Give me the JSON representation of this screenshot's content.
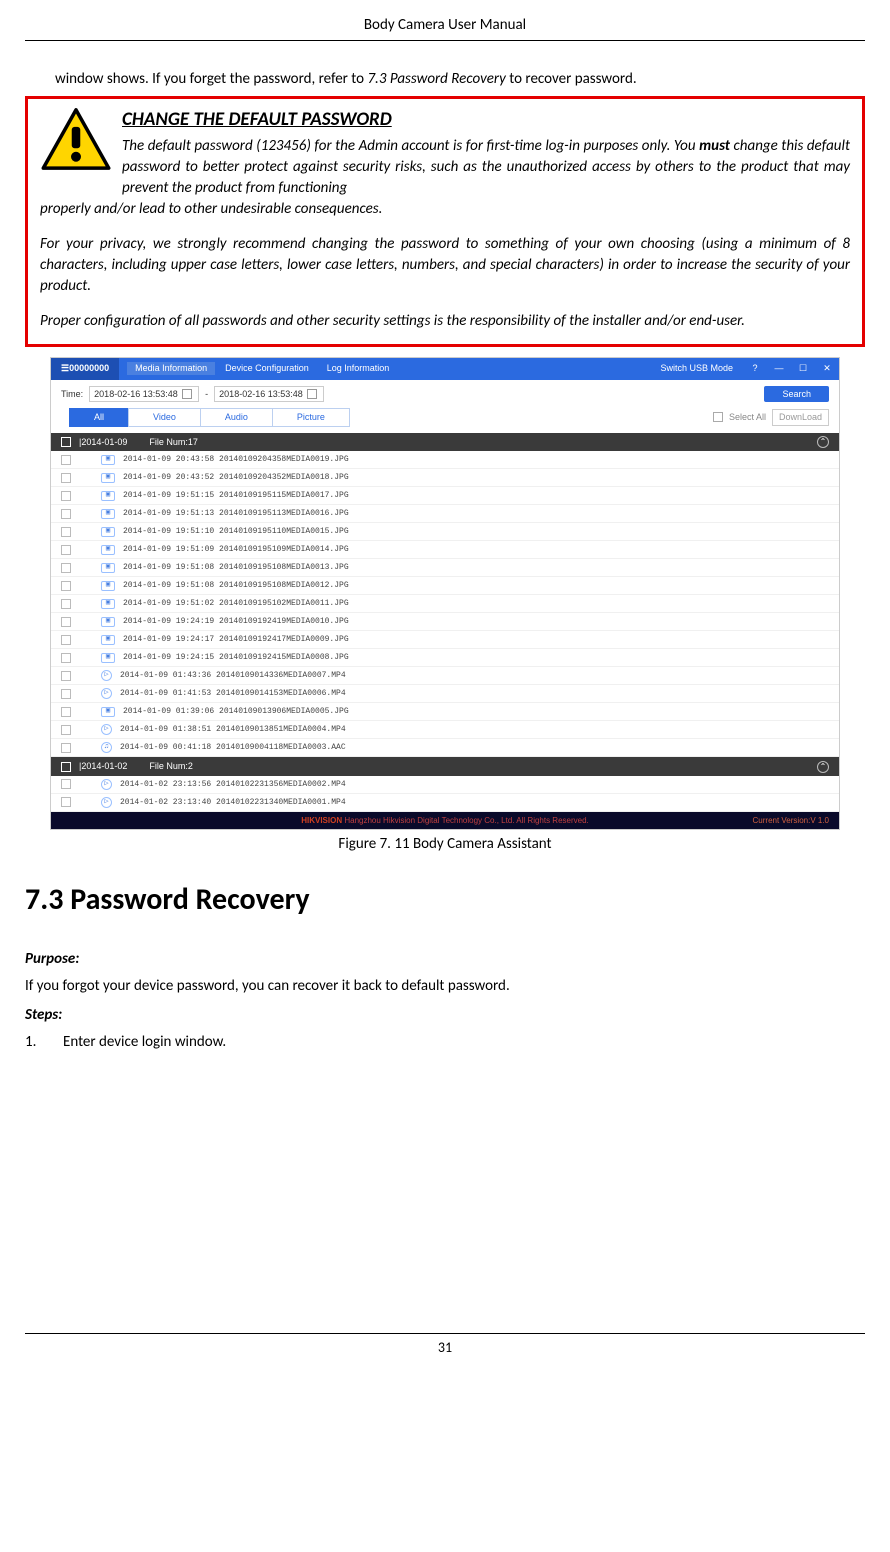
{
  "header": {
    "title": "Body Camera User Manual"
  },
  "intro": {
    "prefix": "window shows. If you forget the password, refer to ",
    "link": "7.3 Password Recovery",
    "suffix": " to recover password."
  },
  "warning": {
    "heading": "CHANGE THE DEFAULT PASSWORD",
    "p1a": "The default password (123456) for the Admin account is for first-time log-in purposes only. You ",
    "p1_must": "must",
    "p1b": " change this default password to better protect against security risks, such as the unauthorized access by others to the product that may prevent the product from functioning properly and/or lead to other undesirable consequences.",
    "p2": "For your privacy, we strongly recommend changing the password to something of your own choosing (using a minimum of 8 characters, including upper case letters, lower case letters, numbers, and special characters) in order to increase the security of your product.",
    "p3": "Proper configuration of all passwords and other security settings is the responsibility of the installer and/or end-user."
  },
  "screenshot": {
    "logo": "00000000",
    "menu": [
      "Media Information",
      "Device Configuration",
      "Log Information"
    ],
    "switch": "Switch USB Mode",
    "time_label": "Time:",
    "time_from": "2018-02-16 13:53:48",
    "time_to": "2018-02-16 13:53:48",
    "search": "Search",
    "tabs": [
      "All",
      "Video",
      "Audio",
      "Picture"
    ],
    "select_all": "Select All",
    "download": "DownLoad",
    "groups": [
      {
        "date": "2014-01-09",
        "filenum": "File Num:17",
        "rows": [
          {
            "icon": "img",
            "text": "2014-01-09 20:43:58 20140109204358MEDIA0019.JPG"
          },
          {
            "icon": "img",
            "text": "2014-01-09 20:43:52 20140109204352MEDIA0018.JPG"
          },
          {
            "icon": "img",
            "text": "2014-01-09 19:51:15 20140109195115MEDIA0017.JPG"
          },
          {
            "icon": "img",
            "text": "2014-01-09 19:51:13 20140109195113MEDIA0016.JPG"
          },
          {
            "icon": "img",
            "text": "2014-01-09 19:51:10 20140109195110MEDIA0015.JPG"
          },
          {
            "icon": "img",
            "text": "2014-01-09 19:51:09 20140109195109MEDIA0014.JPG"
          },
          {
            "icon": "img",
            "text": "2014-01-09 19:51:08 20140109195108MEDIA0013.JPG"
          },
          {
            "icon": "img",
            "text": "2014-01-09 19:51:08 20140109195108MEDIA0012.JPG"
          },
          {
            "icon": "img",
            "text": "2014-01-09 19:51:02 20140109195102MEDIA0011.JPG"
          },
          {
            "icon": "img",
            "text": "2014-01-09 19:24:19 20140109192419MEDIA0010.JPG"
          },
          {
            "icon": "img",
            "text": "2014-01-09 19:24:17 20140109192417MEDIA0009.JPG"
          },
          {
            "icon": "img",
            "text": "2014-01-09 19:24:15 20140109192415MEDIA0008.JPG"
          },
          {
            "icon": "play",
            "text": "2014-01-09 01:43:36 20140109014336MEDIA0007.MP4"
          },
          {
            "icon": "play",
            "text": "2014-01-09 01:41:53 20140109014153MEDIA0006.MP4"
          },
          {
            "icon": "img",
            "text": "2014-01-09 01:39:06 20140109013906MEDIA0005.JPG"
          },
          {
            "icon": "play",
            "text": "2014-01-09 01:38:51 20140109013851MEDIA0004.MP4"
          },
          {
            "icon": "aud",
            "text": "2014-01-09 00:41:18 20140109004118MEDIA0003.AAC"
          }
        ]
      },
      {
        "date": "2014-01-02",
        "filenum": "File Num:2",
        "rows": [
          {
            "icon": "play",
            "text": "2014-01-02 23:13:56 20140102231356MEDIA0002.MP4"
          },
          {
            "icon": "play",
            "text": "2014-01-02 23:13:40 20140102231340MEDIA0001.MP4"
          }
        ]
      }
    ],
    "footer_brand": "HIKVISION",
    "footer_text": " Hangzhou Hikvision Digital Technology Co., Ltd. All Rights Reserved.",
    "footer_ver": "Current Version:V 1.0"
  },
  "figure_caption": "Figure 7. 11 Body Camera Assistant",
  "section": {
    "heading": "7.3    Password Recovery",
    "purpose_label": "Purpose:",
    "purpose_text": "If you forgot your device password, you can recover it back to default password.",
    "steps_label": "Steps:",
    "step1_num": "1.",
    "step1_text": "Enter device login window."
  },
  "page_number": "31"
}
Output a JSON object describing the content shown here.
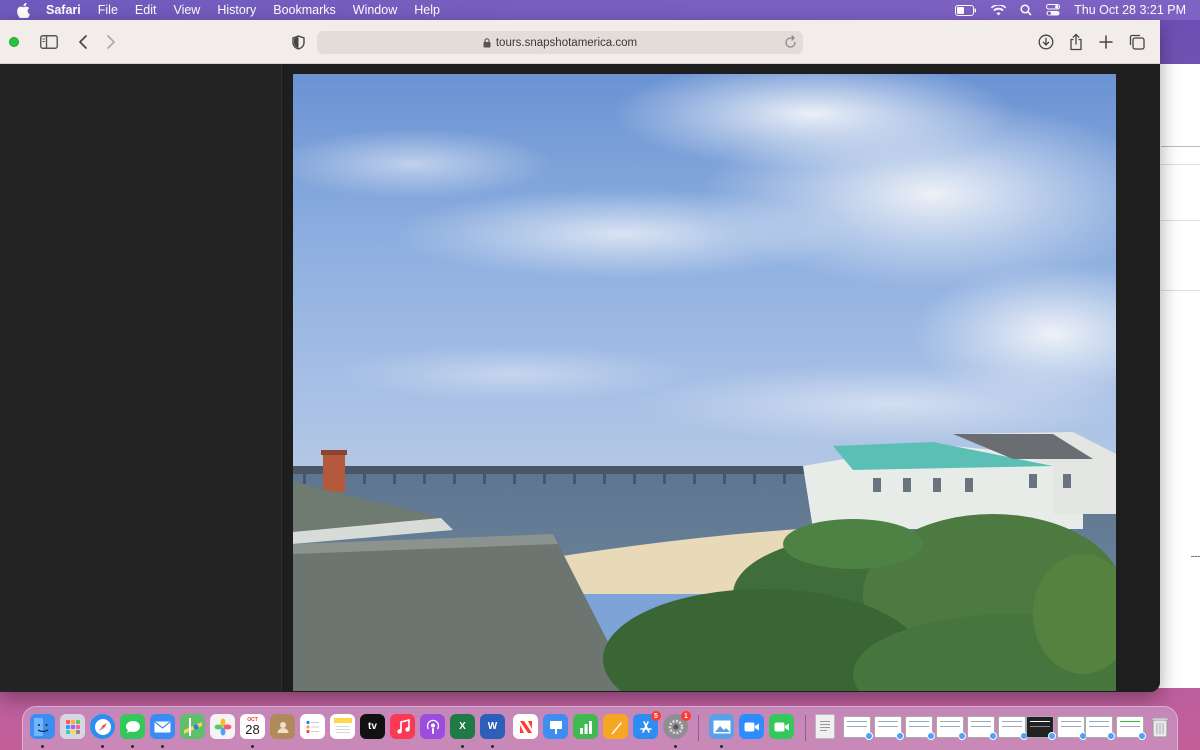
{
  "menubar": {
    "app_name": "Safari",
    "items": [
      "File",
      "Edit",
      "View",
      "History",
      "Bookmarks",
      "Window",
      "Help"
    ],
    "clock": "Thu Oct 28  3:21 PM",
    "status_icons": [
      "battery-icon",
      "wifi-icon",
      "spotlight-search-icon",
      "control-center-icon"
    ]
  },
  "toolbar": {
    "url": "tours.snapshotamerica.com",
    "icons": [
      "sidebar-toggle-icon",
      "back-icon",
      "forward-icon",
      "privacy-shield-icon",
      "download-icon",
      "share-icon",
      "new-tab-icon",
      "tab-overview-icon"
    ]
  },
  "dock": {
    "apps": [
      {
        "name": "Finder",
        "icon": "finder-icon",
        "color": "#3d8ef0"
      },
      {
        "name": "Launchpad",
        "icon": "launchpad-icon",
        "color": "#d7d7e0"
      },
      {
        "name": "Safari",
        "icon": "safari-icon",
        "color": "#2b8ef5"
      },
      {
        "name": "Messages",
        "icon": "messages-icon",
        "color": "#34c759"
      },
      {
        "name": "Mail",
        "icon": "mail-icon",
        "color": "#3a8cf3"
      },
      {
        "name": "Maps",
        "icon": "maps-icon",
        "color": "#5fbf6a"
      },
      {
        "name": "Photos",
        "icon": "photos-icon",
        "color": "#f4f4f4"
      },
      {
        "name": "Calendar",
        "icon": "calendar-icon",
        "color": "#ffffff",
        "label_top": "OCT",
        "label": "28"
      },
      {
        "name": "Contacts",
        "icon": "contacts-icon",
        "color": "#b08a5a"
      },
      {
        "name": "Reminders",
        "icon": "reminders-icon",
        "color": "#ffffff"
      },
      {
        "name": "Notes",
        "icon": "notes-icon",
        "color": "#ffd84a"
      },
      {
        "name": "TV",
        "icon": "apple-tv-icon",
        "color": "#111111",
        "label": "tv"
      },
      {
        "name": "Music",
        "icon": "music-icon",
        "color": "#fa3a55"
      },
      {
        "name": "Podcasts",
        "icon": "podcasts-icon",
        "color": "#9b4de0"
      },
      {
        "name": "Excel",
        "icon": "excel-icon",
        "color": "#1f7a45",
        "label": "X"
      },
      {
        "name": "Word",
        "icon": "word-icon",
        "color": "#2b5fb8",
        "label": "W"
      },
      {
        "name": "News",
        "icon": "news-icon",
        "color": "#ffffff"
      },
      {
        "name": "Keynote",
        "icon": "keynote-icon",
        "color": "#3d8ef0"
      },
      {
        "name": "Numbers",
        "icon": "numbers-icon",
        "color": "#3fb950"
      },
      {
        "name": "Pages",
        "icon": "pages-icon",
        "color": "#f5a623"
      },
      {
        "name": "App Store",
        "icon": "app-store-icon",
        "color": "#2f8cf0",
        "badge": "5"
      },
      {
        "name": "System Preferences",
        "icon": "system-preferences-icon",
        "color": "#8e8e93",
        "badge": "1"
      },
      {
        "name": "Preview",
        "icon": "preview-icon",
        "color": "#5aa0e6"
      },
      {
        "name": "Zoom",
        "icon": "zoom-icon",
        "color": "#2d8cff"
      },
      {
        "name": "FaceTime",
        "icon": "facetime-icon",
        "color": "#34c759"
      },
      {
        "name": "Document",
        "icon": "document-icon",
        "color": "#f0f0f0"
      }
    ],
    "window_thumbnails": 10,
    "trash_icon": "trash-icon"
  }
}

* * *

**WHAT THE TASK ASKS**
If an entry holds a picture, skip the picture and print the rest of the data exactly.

**TASK RESULT**
Give me the JSON representation of this screenshot's content.
{
  "header": {
    "title": "Body Camera User Manual"
  },
  "intro": {
    "prefix": "window shows. If you forget the password, refer to ",
    "link": "7.3 Password Recovery",
    "suffix": " to recover password."
  },
  "warning": {
    "heading": "CHANGE THE DEFAULT PASSWORD",
    "p1a": "The default password (123456) for the Admin account is for first-time log-in purposes only. You ",
    "p1_must": "must",
    "p1b": " change this default password to better protect against security risks, such as the unauthorized access by others to the product that may prevent the product from functioning properly and/or lead to other undesirable consequences.",
    "p2": "For your privacy, we strongly recommend changing the password to something of your own choosing (using a minimum of 8 characters, including upper case letters, lower case letters, numbers, and special characters) in order to increase the security of your product.",
    "p3": "Proper configuration of all passwords and other security settings is the responsibility of the installer and/or end-user."
  },
  "screenshot": {
    "logo": "00000000",
    "menu": [
      "Media Information",
      "Device Configuration",
      "Log Information"
    ],
    "switch": "Switch USB Mode",
    "time_label": "Time:",
    "time_from": "2018-02-16 13:53:48",
    "time_to": "2018-02-16 13:53:48",
    "search": "Search",
    "tabs": [
      "All",
      "Video",
      "Audio",
      "Picture"
    ],
    "select_all": "Select All",
    "download": "DownLoad",
    "groups": [
      {
        "date": "2014-01-09",
        "filenum": "File Num:17",
        "rows": [
          {
            "icon": "img",
            "text": "2014-01-09 20:43:58 20140109204358MEDIA0019.JPG"
          },
          {
            "icon": "img",
            "text": "2014-01-09 20:43:52 20140109204352MEDIA0018.JPG"
          },
          {
            "icon": "img",
            "text": "2014-01-09 19:51:15 20140109195115MEDIA0017.JPG"
          },
          {
            "icon": "img",
            "text": "2014-01-09 19:51:13 20140109195113MEDIA0016.JPG"
          },
          {
            "icon": "img",
            "text": "2014-01-09 19:51:10 20140109195110MEDIA0015.JPG"
          },
          {
            "icon": "img",
            "text": "2014-01-09 19:51:09 20140109195109MEDIA0014.JPG"
          },
          {
            "icon": "img",
            "text": "2014-01-09 19:51:08 20140109195108MEDIA0013.JPG"
          },
          {
            "icon": "img",
            "text": "2014-01-09 19:51:08 20140109195108MEDIA0012.JPG"
          },
          {
            "icon": "img",
            "text": "2014-01-09 19:51:02 20140109195102MEDIA0011.JPG"
          },
          {
            "icon": "img",
            "text": "2014-01-09 19:24:19 20140109192419MEDIA0010.JPG"
          },
          {
            "icon": "img",
            "text": "2014-01-09 19:24:17 20140109192417MEDIA0009.JPG"
          },
          {
            "icon": "img",
            "text": "2014-01-09 19:24:15 20140109192415MEDIA0008.JPG"
          },
          {
            "icon": "play",
            "text": "2014-01-09 01:43:36 20140109014336MEDIA0007.MP4"
          },
          {
            "icon": "play",
            "text": "2014-01-09 01:41:53 20140109014153MEDIA0006.MP4"
          },
          {
            "icon": "img",
            "text": "2014-01-09 01:39:06 20140109013906MEDIA0005.JPG"
          },
          {
            "icon": "play",
            "text": "2014-01-09 01:38:51 20140109013851MEDIA0004.MP4"
          },
          {
            "icon": "aud",
            "text": "2014-01-09 00:41:18 20140109004118MEDIA0003.AAC"
          }
        ]
      },
      {
        "date": "2014-01-02",
        "filenum": "File Num:2",
        "rows": [
          {
            "icon": "play",
            "text": "2014-01-02 23:13:56 20140102231356MEDIA0002.MP4"
          },
          {
            "icon": "play",
            "text": "2014-01-02 23:13:40 20140102231340MEDIA0001.MP4"
          }
        ]
      }
    ],
    "footer_brand": "HIKVISION",
    "footer_text": " Hangzhou Hikvision Digital Technology Co., Ltd. All Rights Reserved.",
    "footer_ver": "Current Version:V 1.0"
  },
  "figure_caption": "Figure 7. 11 Body Camera Assistant",
  "section": {
    "heading": "7.3    Password Recovery",
    "purpose_label": "Purpose:",
    "purpose_text": "If you forgot your device password, you can recover it back to default password.",
    "steps_label": "Steps:",
    "step1_num": "1.",
    "step1_text": "Enter device login window."
  },
  "page_number": "31"
}
Output a JSON object describing the content shown here.
{
  "menubar": {
    "app_name": "Safari",
    "items": [
      "File",
      "Edit",
      "View",
      "History",
      "Bookmarks",
      "Window",
      "Help"
    ],
    "clock": "Thu Oct 28  3:21 PM",
    "status_icons": [
      "battery-icon",
      "wifi-icon",
      "spotlight-search-icon",
      "control-center-icon"
    ]
  },
  "toolbar": {
    "url": "tours.snapshotamerica.com",
    "icons": [
      "sidebar-toggle-icon",
      "back-icon",
      "forward-icon",
      "privacy-shield-icon",
      "download-icon",
      "share-icon",
      "new-tab-icon",
      "tab-overview-icon"
    ]
  },
  "dock": {
    "apps": [
      {
        "name": "Finder",
        "icon": "finder-icon",
        "color": "#3d8ef0"
      },
      {
        "name": "Launchpad",
        "icon": "launchpad-icon",
        "color": "#d7d7e0"
      },
      {
        "name": "Safari",
        "icon": "safari-icon",
        "color": "#2b8ef5"
      },
      {
        "name": "Messages",
        "icon": "messages-icon",
        "color": "#34c759"
      },
      {
        "name": "Mail",
        "icon": "mail-icon",
        "color": "#3a8cf3"
      },
      {
        "name": "Maps",
        "icon": "maps-icon",
        "color": "#5fbf6a"
      },
      {
        "name": "Photos",
        "icon": "photos-icon",
        "color": "#f4f4f4"
      },
      {
        "name": "Calendar",
        "icon": "calendar-icon",
        "color": "#ffffff",
        "label_top": "OCT",
        "label": "28"
      },
      {
        "name": "Contacts",
        "icon": "contacts-icon",
        "color": "#b08a5a"
      },
      {
        "name": "Reminders",
        "icon": "reminders-icon",
        "color": "#ffffff"
      },
      {
        "name": "Notes",
        "icon": "notes-icon",
        "color": "#ffd84a"
      },
      {
        "name": "TV",
        "icon": "apple-tv-icon",
        "color": "#111111",
        "label": "tv"
      },
      {
        "name": "Music",
        "icon": "music-icon",
        "color": "#fa3a55"
      },
      {
        "name": "Podcasts",
        "icon": "podcasts-icon",
        "color": "#9b4de0"
      },
      {
        "name": "Excel",
        "icon": "excel-icon",
        "color": "#1f7a45",
        "label": "X"
      },
      {
        "name": "Word",
        "icon": "word-icon",
        "color": "#2b5fb8",
        "label": "W"
      },
      {
        "name": "News",
        "icon": "news-icon",
        "color": "#ffffff"
      },
      {
        "name": "Keynote",
        "icon": "keynote-icon",
        "color": "#3d8ef0"
      },
      {
        "name": "Numbers",
        "icon": "numbers-icon",
        "color": "#3fb950"
      },
      {
        "name": "Pages",
        "icon": "pages-icon",
        "color": "#f5a623"
      },
      {
        "name": "App Store",
        "icon": "app-store-icon",
        "color": "#2f8cf0",
        "badge": "5"
      },
      {
        "name": "System Preferences",
        "icon": "system-preferences-icon",
        "color": "#8e8e93",
        "badge": "1"
      },
      {
        "name": "Preview",
        "icon": "preview-icon",
        "color": "#5aa0e6"
      },
      {
        "name": "Zoom",
        "icon": "zoom-icon",
        "color": "#2d8cff"
      },
      {
        "name": "FaceTime",
        "icon": "facetime-icon",
        "color": "#34c759"
      },
      {
        "name": "Document",
        "icon": "document-icon",
        "color": "#f0f0f0"
      }
    ],
    "window_thumbnails": 10,
    "trash_icon": "trash-icon"
  }
}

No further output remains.